Items from an interface collection:

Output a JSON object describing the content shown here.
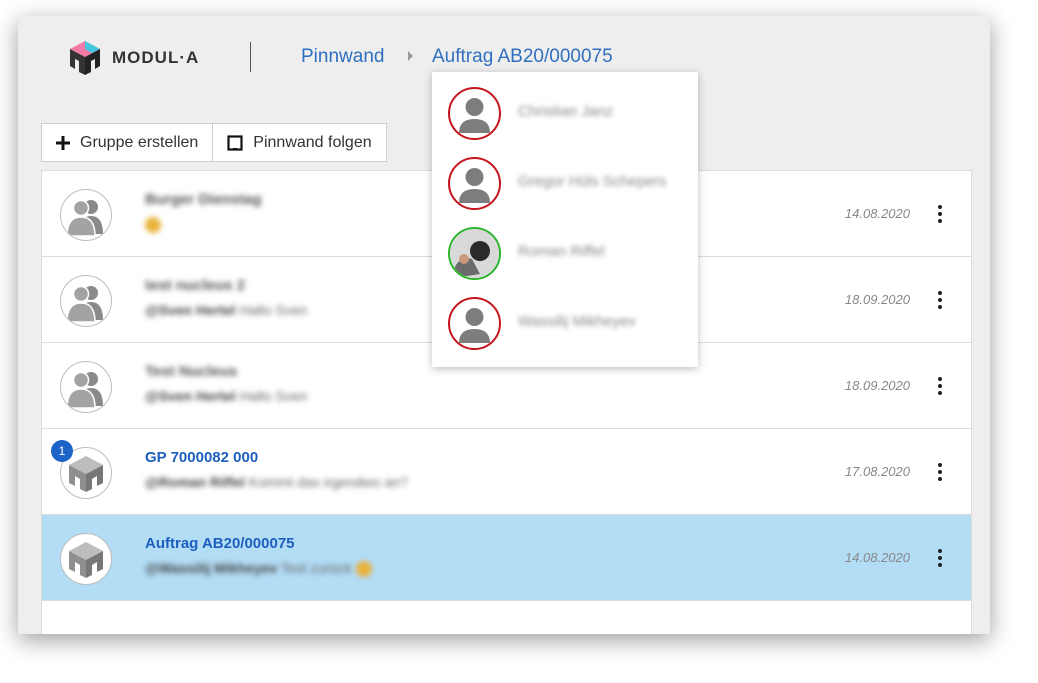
{
  "header": {
    "logo_text": "MODUL·A",
    "breadcrumb": [
      "Pinnwand",
      "Auftrag AB20/000075"
    ]
  },
  "toolbar": {
    "create_group_label": "Gruppe erstellen",
    "follow_label": "Pinnwand folgen"
  },
  "rows": [
    {
      "title": "Burger Dienstag",
      "author": "",
      "message": "",
      "date": "14.08.2020",
      "avatar": "group",
      "badge": ""
    },
    {
      "title": "test nucleus 2",
      "author": "@Sven Hertel",
      "message": "Hallo Sven",
      "date": "18.09.2020",
      "avatar": "group",
      "badge": ""
    },
    {
      "title": "Test Nucleus",
      "author": "@Sven Hertel",
      "message": "Hallo Sven",
      "date": "18.09.2020",
      "avatar": "group",
      "badge": ""
    },
    {
      "title": "GP 7000082 000",
      "author": "@Roman Riffel",
      "message": "Kommt das irgendwo an?",
      "date": "17.08.2020",
      "avatar": "logo",
      "badge": "1"
    },
    {
      "title": "Auftrag AB20/000075",
      "author": "@Wassilij Mikheyev",
      "message": "Test zurück",
      "date": "14.08.2020",
      "avatar": "logo",
      "badge": ""
    }
  ],
  "members": [
    {
      "name": "Christian Janz",
      "status": "offline"
    },
    {
      "name": "Gregor Hüls Schepers",
      "status": "offline"
    },
    {
      "name": "Roman Riffel",
      "status": "online"
    },
    {
      "name": "Wassilij Mikheyev",
      "status": "offline"
    }
  ],
  "icons": {
    "create_group": "plus-icon",
    "follow": "bookmark-icon",
    "row_menu": "more-vertical-icon",
    "crumb_separator": "chevron-right-icon"
  },
  "colors": {
    "accent": "#2f6fbf",
    "selected_row": "#b3dcf5",
    "badge": "#1c63c8",
    "offline_ring": "#c5151d",
    "online_ring": "#2bb52b"
  }
}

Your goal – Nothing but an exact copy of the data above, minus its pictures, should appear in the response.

Written answer –
Output a JSON object describing the content shown here.
{
  "header": {
    "logo_text": "MODUL·A",
    "breadcrumb": [
      "Pinnwand",
      "Auftrag AB20/000075"
    ]
  },
  "toolbar": {
    "create_group_label": "Gruppe erstellen",
    "follow_label": "Pinnwand folgen"
  },
  "rows": [
    {
      "title": "Burger Dienstag",
      "author": "",
      "message": "",
      "date": "14.08.2020",
      "avatar": "group",
      "badge": ""
    },
    {
      "title": "test nucleus 2",
      "author": "@Sven Hertel",
      "message": "Hallo Sven",
      "date": "18.09.2020",
      "avatar": "group",
      "badge": ""
    },
    {
      "title": "Test Nucleus",
      "author": "@Sven Hertel",
      "message": "Hallo Sven",
      "date": "18.09.2020",
      "avatar": "group",
      "badge": ""
    },
    {
      "title": "GP 7000082 000",
      "author": "@Roman Riffel",
      "message": "Kommt das irgendwo an?",
      "date": "17.08.2020",
      "avatar": "logo",
      "badge": "1"
    },
    {
      "title": "Auftrag AB20/000075",
      "author": "@Wassilij Mikheyev",
      "message": "Test zurück",
      "date": "14.08.2020",
      "avatar": "logo",
      "badge": ""
    }
  ],
  "members": [
    {
      "name": "Christian Janz",
      "status": "offline"
    },
    {
      "name": "Gregor Hüls Schepers",
      "status": "offline"
    },
    {
      "name": "Roman Riffel",
      "status": "online"
    },
    {
      "name": "Wassilij Mikheyev",
      "status": "offline"
    }
  ],
  "icons": {
    "create_group": "plus-icon",
    "follow": "bookmark-icon",
    "row_menu": "more-vertical-icon",
    "crumb_separator": "chevron-right-icon"
  },
  "colors": {
    "accent": "#2f6fbf",
    "selected_row": "#b3dcf5",
    "badge": "#1c63c8",
    "offline_ring": "#c5151d",
    "online_ring": "#2bb52b"
  }
}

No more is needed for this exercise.